Madeleine Grynsztejn, Pritzker Director of the Museum of Contemporary Art
(MCA), Chicago, today announced the resignation of Elizabeth Smith, James W. Alsdorf Chief Curator and Deputy Director for Programs, after ten years of exceptional leadership, effective August 31, 2009.
Grynsztejn says, "It is with a deep sense of gratitude that we plan for the departure of Elizabeth Smith after a decade of devoted leadership to the MCA. Elizabeth brought the highest level of curatorial expertise and integrity to the MCA and gave outstanding vision and guidance to the MCA's curatorial team. Her intelligent and thoughtful approach to contemporary art and architecture resulted in numerous groundbreaking exhibitions. In the coming months, we will be focused on searching for a worthy successor to serve as the MCA's chief curator."
Smith defined herself from the beginning with the popular exhibition, At the End of the Century: 100 Years of Architecture, highlighting her expertise in contemporary architecture, which became an integral part of the MCA's mission under her leadership. She also led the curatorial team to originate more exhibitions; collaborate with other institutions; and to initiate more cross-disciplinary shows. Smith says, "I assumed leadership of the MCA's curatorial team at a time when we needed to build the museum's momentum and expand its potential for significant programming, which I feel we've accomplished. After 15 years in Los Angeles, and now a decade in Chicago, I am looking forward to pursuing new challenges ahead as I shift my focus to future projects."
Mary Ittelson, Chair of the Board of Trustees, says, We are grateful for Elizabeth Smith's accomplishments at the MCA. Her work curating exhibitions and leading the museum's artistic team expanded the MCA's influence in contemporary art and architecture, garnering international acclaim. Her tenure here was notable for its aesthetic insights, profound humanism, and intellectual rigor. She represented the museum with eloquence, integrity, and grace."

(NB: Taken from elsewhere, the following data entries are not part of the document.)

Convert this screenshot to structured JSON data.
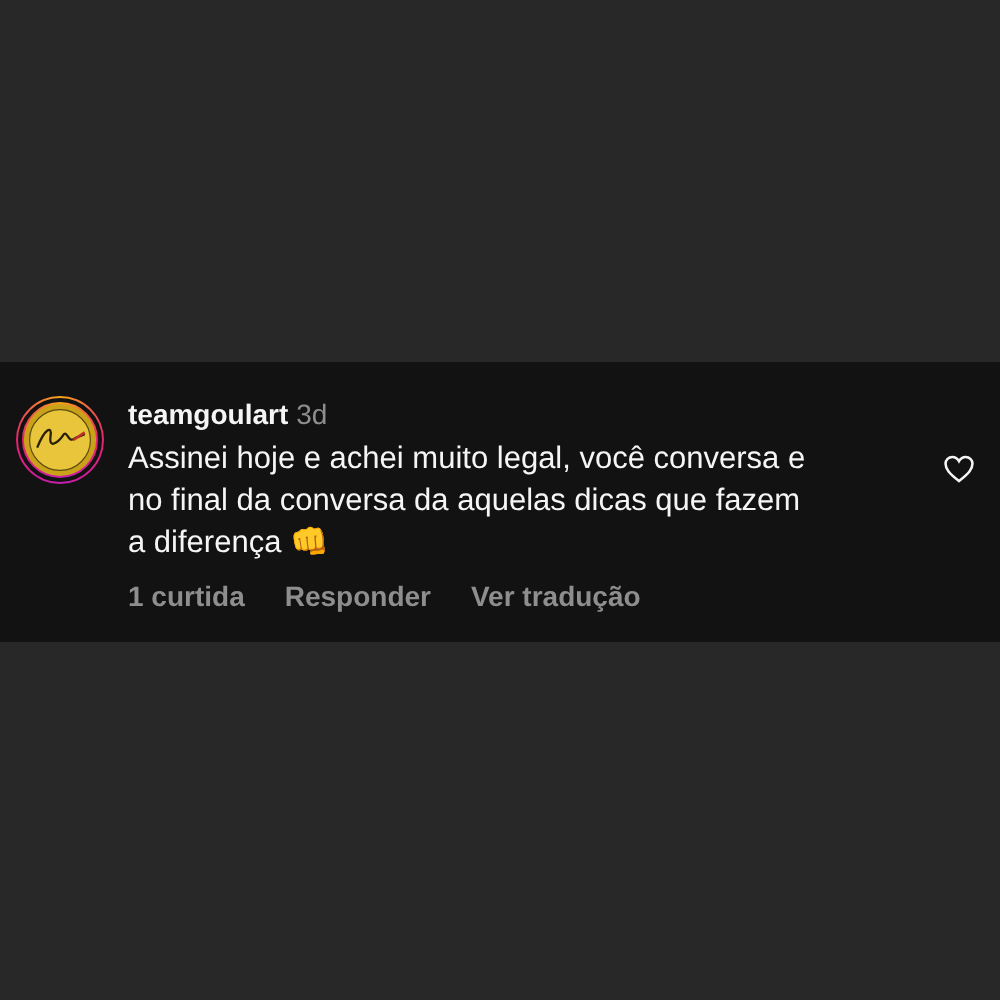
{
  "comment": {
    "username": "teamgoulart",
    "time": "3d",
    "text": "Assinei hoje e achei muito legal, você conversa e no final da conversa da aquelas dicas que fazem a diferença 👊",
    "liked": false,
    "actions": [
      "1 curtida",
      "Responder",
      "Ver tradução"
    ]
  }
}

Jenny Holzer: PROTECT PROTECT, a major exhibition Smith co-organized with the Fondation Beyeler, Switzerland, is currently on an international tour. In addition, she curated Lee Bontecou: A Retrospective, co-organized with the Hammer Museum in Los Angeles, which traveled to the Museum of Modern Art in New York; and Kerry James Marshall: One True Thing, Meditations on Black Aesthetics, which toured to Miami, Baltimore, New York City, and Birmingham, Alabama. The Bontecou exhibition was awarded Best Monographic Exhibition Nationally in 2004 by the AICA (American Section of the International Association of Art Critics), and Smith was named Person of the Year in the Arts by the Chicago Tribune in 2004.
While at the MCA, Smith developed other exhibitions such as the collection-based shows Artists in Depth, Life Death Love Hate Pleasure Pain, and The Fluidity of Time; as well as Sustainable Architecture in Chicago; Garofalo Architects: Between the Museum and the City; Donald Moffett: What Barbara Jordan Wore; Matta in America: Paintings and Drawings of the 1940s; and Katharina Fritsch.
Smith took the lead in creating the popular ongoing monthly series of exhibitions, UBS 12 x 12: New Artists/New Work, that showcases the talents of emerging artists in Chicago, as well as guiding the Three M Project with the New Museum of Contemporary Art in New York and the Hammer Museum in Los Angeles, which set a new precedent for museums jointly commissioning, exhibiting, and acquiring significant new works of art by emerging contemporary artists.
New collecting strategies were developed by Smith that involved acquiring works by artists featured in MCA exhibitions and collecting key artists in depth. She spearheaded such notable recent acquisitions as Jenny Holzer's For Chicago; Jeff Wall's In front of a nightclub; Sarah Sze's Proportioned to the Groove; and Catherine Opie's Chicago photographs for the "American Cities" series. She also encouraged the development of frequently changing thematic exhibitions that allow the public to see the full breadth of the MCA collection.
In 2005, Smith added Deputy Director for Programs to her position, initiating a museum-wide approach to programming with the MCA's education and performance departments. This resulted in programming around themes such as social responsibility and design innovation in connection with the 2006 exhibition Massive Change: The Future of Global Design, and 'Art and Democracy' in fall 2008.
Educated in art history at Columbia University, Smith has taught at the School of the Art Institute of Chicago and the University of Southern Californias School of Fine Arts. She is on the boards of the Graham Foundation for Advanced Studies in the Fine Arts and the College of Architecture at Illinois Institute of Technology. She has published and lectured widely on topics in contemporary art and architecture and, besides her exhibition-related publications and essays, has authored Techno Architecture (Thames & Hudson, 2000) and Case Study Houses: The Complete CSH Program 1945-66 (Taschen Verlag, 2002).